      At the time, there was no means of containing a wildfire, so the fires burned until nature put them out. That was nearly 150 years ago. In that time, there have been major fires in many parts of the world; Australia, Russia, China, Germany, and so forth. Forest fires have happened for a very long time and almost certainly were going on from the time that there have been forests, long before people occupied the area.

  1. There should be no need to burn, which will always lead to the possibility of fires getting out of control, especially if the land has had no rain for months.

    I live near the English National Forest and regularly walk through it. This is a managed environment, and that includes taking out the “underbrush” so that trees can develop properly.
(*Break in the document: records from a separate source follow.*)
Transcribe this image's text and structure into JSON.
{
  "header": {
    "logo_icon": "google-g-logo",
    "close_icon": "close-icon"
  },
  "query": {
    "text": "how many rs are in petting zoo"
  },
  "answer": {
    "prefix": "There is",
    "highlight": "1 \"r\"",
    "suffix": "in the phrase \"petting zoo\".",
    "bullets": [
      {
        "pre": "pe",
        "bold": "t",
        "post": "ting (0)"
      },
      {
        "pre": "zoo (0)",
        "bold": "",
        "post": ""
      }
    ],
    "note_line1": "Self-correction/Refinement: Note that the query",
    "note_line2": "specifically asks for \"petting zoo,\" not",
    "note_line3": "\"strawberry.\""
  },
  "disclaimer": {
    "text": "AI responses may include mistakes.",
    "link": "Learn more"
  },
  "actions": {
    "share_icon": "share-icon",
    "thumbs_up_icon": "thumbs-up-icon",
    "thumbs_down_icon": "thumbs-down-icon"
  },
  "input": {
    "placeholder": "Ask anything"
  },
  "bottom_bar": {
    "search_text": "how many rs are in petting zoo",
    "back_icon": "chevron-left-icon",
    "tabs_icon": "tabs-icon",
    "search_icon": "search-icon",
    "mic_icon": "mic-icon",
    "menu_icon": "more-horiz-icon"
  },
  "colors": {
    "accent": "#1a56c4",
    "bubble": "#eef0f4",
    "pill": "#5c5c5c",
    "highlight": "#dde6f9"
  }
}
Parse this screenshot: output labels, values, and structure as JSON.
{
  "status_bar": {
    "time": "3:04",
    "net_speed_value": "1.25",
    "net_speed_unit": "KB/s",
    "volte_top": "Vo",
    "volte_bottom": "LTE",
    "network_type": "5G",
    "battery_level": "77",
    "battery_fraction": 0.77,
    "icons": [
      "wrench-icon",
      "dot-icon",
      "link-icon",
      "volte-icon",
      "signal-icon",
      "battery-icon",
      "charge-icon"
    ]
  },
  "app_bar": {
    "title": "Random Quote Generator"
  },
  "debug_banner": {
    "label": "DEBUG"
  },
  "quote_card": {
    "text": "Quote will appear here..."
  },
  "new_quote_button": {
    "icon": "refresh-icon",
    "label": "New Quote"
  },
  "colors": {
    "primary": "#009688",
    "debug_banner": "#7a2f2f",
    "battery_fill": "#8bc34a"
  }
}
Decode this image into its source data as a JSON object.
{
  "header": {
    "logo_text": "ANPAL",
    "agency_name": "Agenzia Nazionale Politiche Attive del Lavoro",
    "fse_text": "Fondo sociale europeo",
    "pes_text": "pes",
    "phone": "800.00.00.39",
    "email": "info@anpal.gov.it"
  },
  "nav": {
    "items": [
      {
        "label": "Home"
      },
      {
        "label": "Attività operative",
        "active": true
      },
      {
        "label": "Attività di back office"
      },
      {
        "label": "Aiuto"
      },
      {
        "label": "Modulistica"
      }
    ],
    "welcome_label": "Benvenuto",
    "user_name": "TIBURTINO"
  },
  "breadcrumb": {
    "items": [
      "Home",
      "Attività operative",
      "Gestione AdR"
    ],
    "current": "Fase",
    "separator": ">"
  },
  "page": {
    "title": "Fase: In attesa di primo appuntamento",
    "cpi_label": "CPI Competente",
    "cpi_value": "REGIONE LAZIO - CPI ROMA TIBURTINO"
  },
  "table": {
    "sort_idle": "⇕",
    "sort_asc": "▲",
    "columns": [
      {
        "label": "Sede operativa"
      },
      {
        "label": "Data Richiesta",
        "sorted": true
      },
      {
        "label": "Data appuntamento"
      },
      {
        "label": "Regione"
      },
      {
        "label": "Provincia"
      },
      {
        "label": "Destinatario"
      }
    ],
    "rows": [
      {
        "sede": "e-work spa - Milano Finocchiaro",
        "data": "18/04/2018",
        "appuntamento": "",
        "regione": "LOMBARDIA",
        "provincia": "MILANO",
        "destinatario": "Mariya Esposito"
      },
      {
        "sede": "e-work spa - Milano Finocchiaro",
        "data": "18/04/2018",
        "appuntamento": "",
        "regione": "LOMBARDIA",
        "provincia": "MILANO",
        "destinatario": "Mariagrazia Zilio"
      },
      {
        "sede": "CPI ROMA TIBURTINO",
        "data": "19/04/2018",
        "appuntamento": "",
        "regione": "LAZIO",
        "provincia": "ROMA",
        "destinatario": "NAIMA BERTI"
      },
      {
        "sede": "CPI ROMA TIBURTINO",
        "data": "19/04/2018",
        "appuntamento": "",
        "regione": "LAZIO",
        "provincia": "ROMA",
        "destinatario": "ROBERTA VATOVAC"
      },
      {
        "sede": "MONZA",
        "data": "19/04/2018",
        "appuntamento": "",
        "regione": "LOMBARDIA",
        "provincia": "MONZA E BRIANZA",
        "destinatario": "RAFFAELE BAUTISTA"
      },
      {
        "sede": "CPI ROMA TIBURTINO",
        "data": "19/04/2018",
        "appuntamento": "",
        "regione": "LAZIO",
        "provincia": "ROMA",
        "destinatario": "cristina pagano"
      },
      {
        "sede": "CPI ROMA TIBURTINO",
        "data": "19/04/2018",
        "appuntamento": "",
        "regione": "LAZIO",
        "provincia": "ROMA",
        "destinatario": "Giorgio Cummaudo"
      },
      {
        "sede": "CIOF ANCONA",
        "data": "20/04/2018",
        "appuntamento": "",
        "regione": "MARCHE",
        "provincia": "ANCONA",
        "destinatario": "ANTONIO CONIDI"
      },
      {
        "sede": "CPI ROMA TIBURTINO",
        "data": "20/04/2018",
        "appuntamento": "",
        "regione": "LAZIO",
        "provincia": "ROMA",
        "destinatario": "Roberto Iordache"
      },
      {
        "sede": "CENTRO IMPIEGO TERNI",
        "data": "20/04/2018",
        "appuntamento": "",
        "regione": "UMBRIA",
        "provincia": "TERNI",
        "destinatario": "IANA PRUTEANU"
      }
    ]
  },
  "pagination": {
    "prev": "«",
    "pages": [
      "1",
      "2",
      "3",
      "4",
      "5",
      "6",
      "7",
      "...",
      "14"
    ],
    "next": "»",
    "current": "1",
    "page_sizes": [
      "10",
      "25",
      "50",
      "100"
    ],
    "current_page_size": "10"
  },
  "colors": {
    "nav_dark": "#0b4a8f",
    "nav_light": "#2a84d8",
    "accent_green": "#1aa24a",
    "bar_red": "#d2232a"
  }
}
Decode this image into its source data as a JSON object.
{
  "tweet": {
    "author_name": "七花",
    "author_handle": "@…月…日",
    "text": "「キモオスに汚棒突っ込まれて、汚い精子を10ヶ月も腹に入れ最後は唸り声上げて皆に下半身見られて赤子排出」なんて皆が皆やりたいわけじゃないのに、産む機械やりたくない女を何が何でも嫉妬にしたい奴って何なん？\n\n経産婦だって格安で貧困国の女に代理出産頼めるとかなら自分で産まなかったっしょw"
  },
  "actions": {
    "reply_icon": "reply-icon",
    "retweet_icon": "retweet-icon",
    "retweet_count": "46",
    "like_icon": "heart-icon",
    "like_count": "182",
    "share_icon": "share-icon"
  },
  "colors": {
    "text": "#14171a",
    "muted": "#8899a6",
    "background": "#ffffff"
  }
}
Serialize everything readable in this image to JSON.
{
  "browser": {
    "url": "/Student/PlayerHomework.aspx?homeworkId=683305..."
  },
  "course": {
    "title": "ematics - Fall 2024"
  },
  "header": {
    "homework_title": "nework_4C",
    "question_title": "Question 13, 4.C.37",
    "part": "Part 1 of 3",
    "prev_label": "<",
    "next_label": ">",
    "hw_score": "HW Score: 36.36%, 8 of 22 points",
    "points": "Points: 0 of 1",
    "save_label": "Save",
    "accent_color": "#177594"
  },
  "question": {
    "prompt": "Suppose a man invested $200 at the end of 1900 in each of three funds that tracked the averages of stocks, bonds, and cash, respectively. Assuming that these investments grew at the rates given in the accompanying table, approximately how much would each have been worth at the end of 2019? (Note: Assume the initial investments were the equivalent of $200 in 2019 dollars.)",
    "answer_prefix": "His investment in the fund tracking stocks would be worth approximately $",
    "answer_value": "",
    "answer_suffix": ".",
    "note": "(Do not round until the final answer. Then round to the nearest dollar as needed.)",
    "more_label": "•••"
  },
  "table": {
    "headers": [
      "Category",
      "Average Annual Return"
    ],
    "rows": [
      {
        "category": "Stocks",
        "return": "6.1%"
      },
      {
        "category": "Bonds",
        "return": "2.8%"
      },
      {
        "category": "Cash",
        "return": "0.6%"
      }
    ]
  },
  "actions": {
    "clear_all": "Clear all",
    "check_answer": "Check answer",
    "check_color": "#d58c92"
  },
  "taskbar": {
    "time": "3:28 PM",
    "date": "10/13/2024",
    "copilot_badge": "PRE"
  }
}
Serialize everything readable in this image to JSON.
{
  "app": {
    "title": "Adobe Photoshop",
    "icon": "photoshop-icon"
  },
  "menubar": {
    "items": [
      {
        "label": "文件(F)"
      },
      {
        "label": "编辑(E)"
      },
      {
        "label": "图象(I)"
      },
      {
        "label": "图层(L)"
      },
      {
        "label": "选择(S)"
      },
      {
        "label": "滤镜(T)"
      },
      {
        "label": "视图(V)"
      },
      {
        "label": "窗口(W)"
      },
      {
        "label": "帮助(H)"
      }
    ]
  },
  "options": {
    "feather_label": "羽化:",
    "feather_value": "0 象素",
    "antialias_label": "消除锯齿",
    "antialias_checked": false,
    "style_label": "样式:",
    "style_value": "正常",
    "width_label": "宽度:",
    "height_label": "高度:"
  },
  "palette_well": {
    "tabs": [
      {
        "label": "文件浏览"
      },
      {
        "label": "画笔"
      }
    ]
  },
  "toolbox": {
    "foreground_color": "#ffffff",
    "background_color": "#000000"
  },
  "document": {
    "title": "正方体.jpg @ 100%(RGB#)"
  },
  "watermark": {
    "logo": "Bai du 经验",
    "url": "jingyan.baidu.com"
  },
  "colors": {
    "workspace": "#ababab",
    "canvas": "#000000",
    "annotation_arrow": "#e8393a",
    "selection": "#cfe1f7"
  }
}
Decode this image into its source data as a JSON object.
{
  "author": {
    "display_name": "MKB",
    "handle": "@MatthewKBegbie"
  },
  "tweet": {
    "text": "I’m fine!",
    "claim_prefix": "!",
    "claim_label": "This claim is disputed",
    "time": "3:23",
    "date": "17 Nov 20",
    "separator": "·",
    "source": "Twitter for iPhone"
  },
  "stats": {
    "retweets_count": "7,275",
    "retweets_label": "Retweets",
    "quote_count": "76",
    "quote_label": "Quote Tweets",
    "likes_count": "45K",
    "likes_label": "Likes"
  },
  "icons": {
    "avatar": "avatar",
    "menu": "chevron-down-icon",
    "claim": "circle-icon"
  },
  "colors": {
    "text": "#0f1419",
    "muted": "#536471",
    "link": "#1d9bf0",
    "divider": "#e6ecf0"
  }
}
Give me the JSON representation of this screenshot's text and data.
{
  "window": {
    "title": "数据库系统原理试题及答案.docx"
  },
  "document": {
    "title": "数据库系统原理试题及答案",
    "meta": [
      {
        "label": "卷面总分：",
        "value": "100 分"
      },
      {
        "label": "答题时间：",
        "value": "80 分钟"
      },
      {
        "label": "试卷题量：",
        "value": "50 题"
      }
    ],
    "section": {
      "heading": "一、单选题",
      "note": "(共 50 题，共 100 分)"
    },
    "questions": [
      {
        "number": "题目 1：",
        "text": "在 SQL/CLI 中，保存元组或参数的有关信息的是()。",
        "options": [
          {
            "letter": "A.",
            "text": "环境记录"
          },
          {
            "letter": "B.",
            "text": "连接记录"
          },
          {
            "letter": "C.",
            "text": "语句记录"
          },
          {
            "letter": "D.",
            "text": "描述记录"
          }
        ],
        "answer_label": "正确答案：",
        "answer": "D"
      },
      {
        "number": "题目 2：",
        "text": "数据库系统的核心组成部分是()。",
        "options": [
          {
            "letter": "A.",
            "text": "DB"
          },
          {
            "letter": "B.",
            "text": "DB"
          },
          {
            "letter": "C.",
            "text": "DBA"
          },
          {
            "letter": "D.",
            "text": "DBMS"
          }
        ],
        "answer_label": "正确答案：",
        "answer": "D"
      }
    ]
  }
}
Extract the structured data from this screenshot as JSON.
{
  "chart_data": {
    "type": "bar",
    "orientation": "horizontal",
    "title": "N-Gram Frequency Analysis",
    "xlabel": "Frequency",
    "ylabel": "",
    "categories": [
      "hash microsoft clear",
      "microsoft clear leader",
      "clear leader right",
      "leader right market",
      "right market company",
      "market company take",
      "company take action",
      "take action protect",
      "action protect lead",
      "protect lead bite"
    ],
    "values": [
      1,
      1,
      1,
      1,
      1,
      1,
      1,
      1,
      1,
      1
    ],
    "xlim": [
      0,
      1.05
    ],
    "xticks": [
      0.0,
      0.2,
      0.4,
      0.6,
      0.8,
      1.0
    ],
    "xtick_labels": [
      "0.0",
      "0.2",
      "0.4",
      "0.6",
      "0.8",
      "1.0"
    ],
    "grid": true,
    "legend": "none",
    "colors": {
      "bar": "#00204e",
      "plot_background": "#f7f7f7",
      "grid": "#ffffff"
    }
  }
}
This is dragged out manually and disposed of at another location – not by burning but by shredding and composting.

    In some forest areas in the UK, heavy horses are used to do the dragging, so that other trees and the land surface are disturbed as little as possible.

    Forests are natural repositories of carbon and it is very important to keep that carbon in the soil and not return it to the atmosphere if at all possible.

    • With the amount of forest land in the US, the cost of removing the forest debris would be extreme, probably approaching a trillion dollars a year. in many areas, there are also no roads for debris removal. Leaving it on the forest floor vastly increases the fire hazard and in many places makes it nearly impossible to replant trees.

      I personally think that it is wasteful to simply burn the slash, yet I fully understand the necessity. The 42,000-acre fire that burned a few miles from town a couple of years ago is an example. The land is very rugged and steep, increasing in altitude by about 1,500 feet in a matter of about 2.5 air miles. If left as it was, there still wouldn’t be a forest there a century from now, guaranteed (all the seed trees were burned) and erosion would have been extreme. Yet, it couldn’t be replanted with all the debris there, either. The debris must be cleared prior to planting. This has been done and the forest litter will probably be torched next year, hopefully in the early spring, when everything is still moist.

      On a positive note, the amount of carbon that will be released into the atmosphere will be somewhere around one one-thousandth of the amount that was released by the fire that burned that forest.